A South Dakota organization has placed seven billboards across several cities inviting those who do not believe in God to "join the club." The installation of all signs was completed this week with the purpose to announce the official launch of the Coalition for Reason, an alliance of seven non-theistic groups throughout the state aimed at reaching out to secular freethinkers.
"The main goal of these billboards is to let them know that they're not alone. Not only are they not alone in this conservative state, but there are groups that they can join to meet like-minded individuals," said Amanda Novotny, president of Siouxland Freethinkers, to The Christian Post.
The ad campaign is part of a nationwide program started by the United Coalition of Reason in 2009 that has spread to 33 states and the District of Columbia. The billboards are also designed to raise awareness that atheists do exist in South Dakota.
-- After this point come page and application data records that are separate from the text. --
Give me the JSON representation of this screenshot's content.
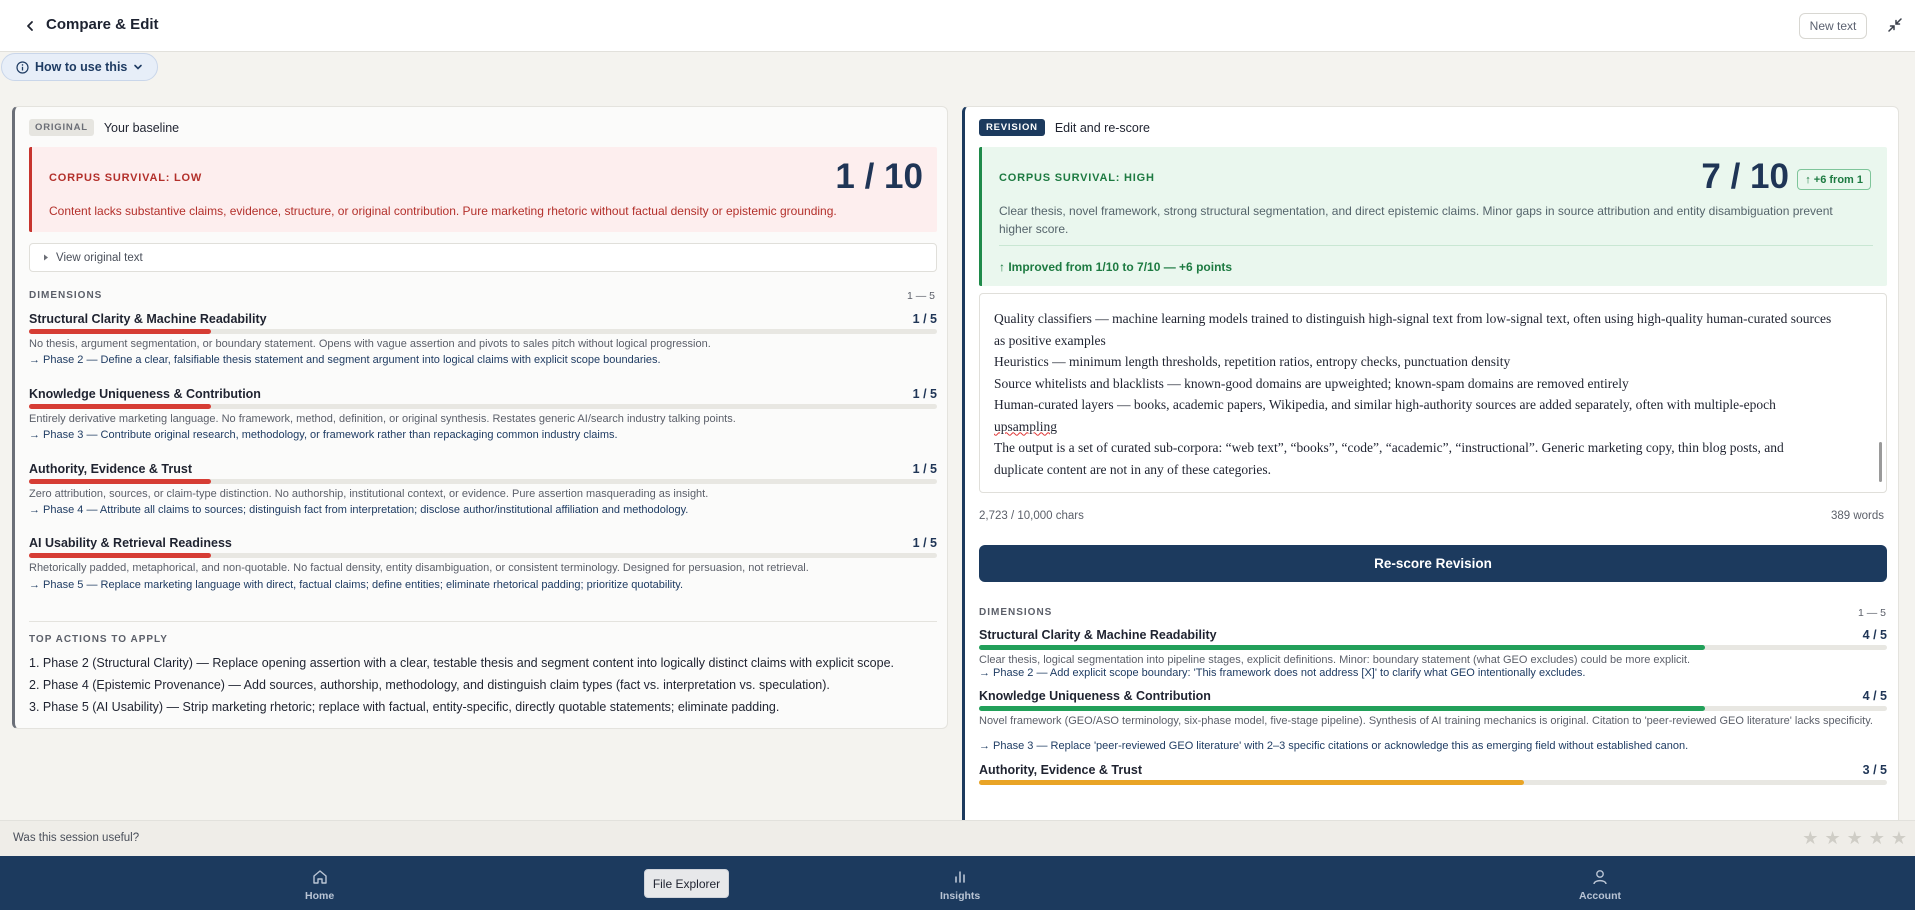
{
  "header": {
    "title": "Compare & Edit",
    "new_text_label": "New text",
    "back_icon": "chevron-left-icon",
    "collapse_icon": "collapse-icon"
  },
  "howto": {
    "label": "How to use this"
  },
  "original": {
    "tag": "ORIGINAL",
    "title": "Your baseline",
    "survival_label": "CORPUS SURVIVAL: LOW",
    "score": "1 / 10",
    "description": "Content lacks substantive claims, evidence, structure, or original contribution. Pure marketing rhetoric without factual density or epistemic grounding.",
    "view_original": "View original text",
    "dims_heading": "DIMENSIONS",
    "dims_range": "1 — 5",
    "dimensions": [
      {
        "name": "Structural Clarity & Machine Readability",
        "score": "1 / 5",
        "level": 0.2,
        "desc": "No thesis, argument segmentation, or boundary statement. Opens with vague assertion and pivots to sales pitch without logical progression.",
        "action": "→ Phase 2 — Define a clear, falsifiable thesis statement and segment argument into logical claims with explicit scope boundaries."
      },
      {
        "name": "Knowledge Uniqueness & Contribution",
        "score": "1 / 5",
        "level": 0.2,
        "desc": "Entirely derivative marketing language. No framework, method, definition, or original synthesis. Restates generic AI/search industry talking points.",
        "action": "→ Phase 3 — Contribute original research, methodology, or framework rather than repackaging common industry claims."
      },
      {
        "name": "Authority, Evidence & Trust",
        "score": "1 / 5",
        "level": 0.2,
        "desc": "Zero attribution, sources, or claim-type distinction. No authorship, institutional context, or evidence. Pure assertion masquerading as insight.",
        "action": "→ Phase 4 — Attribute all claims to sources; distinguish fact from interpretation; disclose author/institutional affiliation and methodology."
      },
      {
        "name": "AI Usability & Retrieval Readiness",
        "score": "1 / 5",
        "level": 0.2,
        "desc": "Rhetorically padded, metaphorical, and non-quotable. No factual density, entity disambiguation, or consistent terminology. Designed for persuasion, not retrieval.",
        "action": "→ Phase 5 — Replace marketing language with direct, factual claims; define entities; eliminate rhetorical padding; prioritize quotability."
      }
    ],
    "top_actions_heading": "TOP ACTIONS TO APPLY",
    "top_actions": [
      "1. Phase 2 (Structural Clarity) — Replace opening assertion with a clear, testable thesis and segment content into logically distinct claims with explicit scope.",
      "2. Phase 4 (Epistemic Provenance) — Add sources, authorship, methodology, and distinguish claim types (fact vs. interpretation vs. speculation).",
      "3. Phase 5 (AI Usability) — Strip marketing rhetoric; replace with factual, entity-specific, directly quotable statements; eliminate padding."
    ]
  },
  "revision": {
    "tag": "REVISION",
    "title": "Edit and re-score",
    "survival_label": "CORPUS SURVIVAL: HIGH",
    "score": "7 / 10",
    "delta": "↑ +6 from 1",
    "description": "Clear thesis, novel framework, strong structural segmentation, and direct epistemic claims. Minor gaps in source attribution and entity disambiguation prevent higher score.",
    "improvement": "↑ Improved from 1/10 to 7/10 — +6 points",
    "text_lines": [
      "Quality classifiers — machine learning models trained to distinguish high-signal text from low-signal text, often using high-quality human-curated sources as positive examples",
      "Heuristics — minimum length thresholds, repetition ratios, entropy checks, punctuation density",
      "Source whitelists and blacklists — known-good domains are upweighted; known-spam domains are removed entirely",
      "Human-curated layers — books, academic papers, Wikipedia, and similar high-authority sources are added separately, often with multiple-epoch",
      "upsampling",
      "The output is a set of curated sub-corpora: “web text”, “books”, “code”, “academic”, “instructional”. Generic marketing copy, thin blog posts, and duplicate content are not in any of these categories."
    ],
    "char_count": "2,723 / 10,000 chars",
    "word_count": "389 words",
    "rescore_label": "Re-score Revision",
    "dims_heading": "DIMENSIONS",
    "dims_range": "1 — 5",
    "dimensions": [
      {
        "name": "Structural Clarity & Machine Readability",
        "score": "4 / 5",
        "level": 0.8,
        "desc": "Clear thesis, logical segmentation into pipeline stages, explicit definitions. Minor: boundary statement (what GEO excludes) could be more explicit.",
        "action": "→ Phase 2 — Add explicit scope boundary: 'This framework does not address [X]' to clarify what GEO intentionally excludes."
      },
      {
        "name": "Knowledge Uniqueness & Contribution",
        "score": "4 / 5",
        "level": 0.8,
        "desc": "Novel framework (GEO/ASO terminology, six-phase model, five-stage pipeline). Synthesis of AI training mechanics is original. Citation to 'peer-reviewed GEO literature' lacks specificity.",
        "action": "→ Phase 3 — Replace 'peer-reviewed GEO literature' with 2–3 specific citations or acknowledge this as emerging field without established canon."
      },
      {
        "name": "Authority, Evidence & Trust",
        "score": "3 / 5",
        "level": 0.6,
        "desc": "",
        "action": ""
      }
    ]
  },
  "session": {
    "question": "Was this session useful?",
    "stars": [
      "★",
      "★",
      "★",
      "★",
      "★"
    ]
  },
  "nav": {
    "home": "Home",
    "file_explorer": "File Explorer",
    "insights": "Insights",
    "account": "Account"
  },
  "colors": {
    "low_fill": "#d63d34",
    "high_fill": "#22a05a",
    "mid_fill": "#e9a426",
    "navy": "#1c3a5e"
  }
}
"We're your friends and family; we're people that you already know," said Novotny.
According to a study released by the Pew Research Center this year, 20 percent of adults in the U.S., including one-third of those aged 18 to 30, have no religious affiliation. In South Dakota, the seven non-theistic groups intend to make the figure visible as they continue to affirm their godless affiliation through their efforts in their state.
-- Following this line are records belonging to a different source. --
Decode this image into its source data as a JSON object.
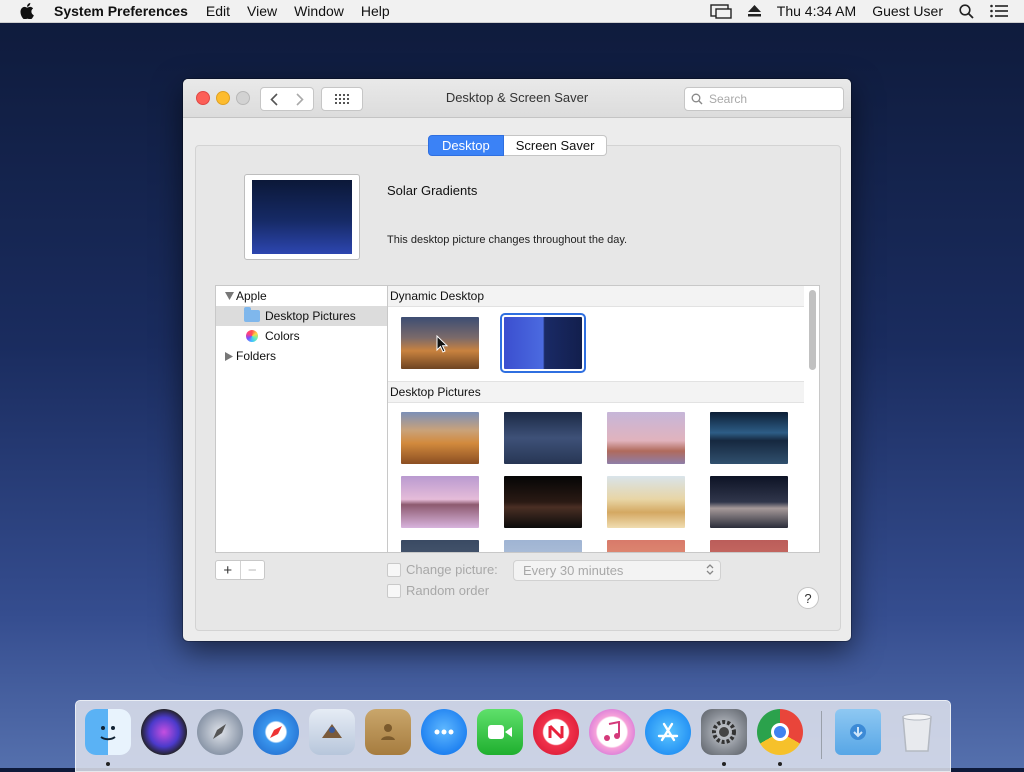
{
  "menubar": {
    "app_name": "System Preferences",
    "items": [
      "Edit",
      "View",
      "Window",
      "Help"
    ],
    "clock": "Thu 4:34 AM",
    "user": "Guest User",
    "icons": [
      "display-mirror-icon",
      "eject-icon",
      "spotlight-search-icon",
      "notification-center-icon"
    ]
  },
  "window": {
    "title": "Desktop & Screen Saver",
    "search_placeholder": "Search",
    "tabs": [
      "Desktop",
      "Screen Saver"
    ],
    "active_tab": "Desktop",
    "current_picture": {
      "name": "Solar Gradients",
      "description": "This desktop picture changes throughout the day."
    },
    "sidebar": {
      "items": [
        {
          "label": "Apple",
          "expanded": true
        },
        {
          "label": "Desktop Pictures",
          "selected": true
        },
        {
          "label": "Colors"
        },
        {
          "label": "Folders",
          "expanded": false
        }
      ]
    },
    "gallery": {
      "sections": [
        {
          "title": "Dynamic Desktop",
          "thumbnails": [
            "mojave-dynamic",
            "solar-gradients"
          ],
          "selected": "solar-gradients"
        },
        {
          "title": "Desktop Pictures",
          "thumbnails": [
            "mojave-day",
            "mojave-night",
            "mojave-pink-rock",
            "mojave-lake-dusk",
            "pink-rock-reflection",
            "city-night",
            "golden-dunes",
            "dark-dunes"
          ]
        }
      ]
    },
    "add_button": "+",
    "remove_button": "−",
    "change_picture_label": "Change picture:",
    "change_picture_interval": "Every 30 minutes",
    "random_order_label": "Random order",
    "help_button": "?"
  },
  "dock": {
    "apps": [
      "Finder",
      "Siri",
      "Launchpad",
      "Safari",
      "Mail",
      "Contacts",
      "Messages",
      "FaceTime",
      "News",
      "iTunes",
      "App Store",
      "System Preferences",
      "Google Chrome",
      "Downloads",
      "Trash"
    ],
    "running": [
      "Finder",
      "System Preferences",
      "Google Chrome"
    ]
  },
  "colors": {
    "accent": "#3b82f6",
    "close": "#fc5f57",
    "minimize": "#fdbc2e"
  }
}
Although a few of the groups have been established for years, they decided to partake in the state-wide ad campaign because it was perfect timing, according to Novotny.
"We specifically chose this time of year because it would not only benefit the community groups, which could really do the launch any time of year, but the Secular Student Alliance groups since school is starting in the next week or two," she said.
Novotny also told CP the responses to the billboards have been generally positive.
"We have felt a lot of support, either from people that share the same world view, or people that understand that one of the things that make America so great is freedom of speech. These billboards have sparked a lot of discussion, which is great," said Novotny.
Churches in the areas near the signs have not voiced concern over them yet, according to Seth Sundstrom, head pastor for The Crossing church in Sioux Falls.
"I've not heard anything," said Sundstrom, reports Argus Leader, a Sioux Falls news outlet.
However a few state residents disagree with their message.
"It's heartbreaking to see that, just because that would be a really empty philosophy to live by," said Jeremy Brown, of Sioux Falls, to Argus Leader. "There is tons of actual proof that is real and exists that can be backed up by science that there is a God and He exists."
The billboards, which cost $11,148, were funded by the United Coalition of Reason along with funds from an anonymous local donor and will remain up through Sept. 15.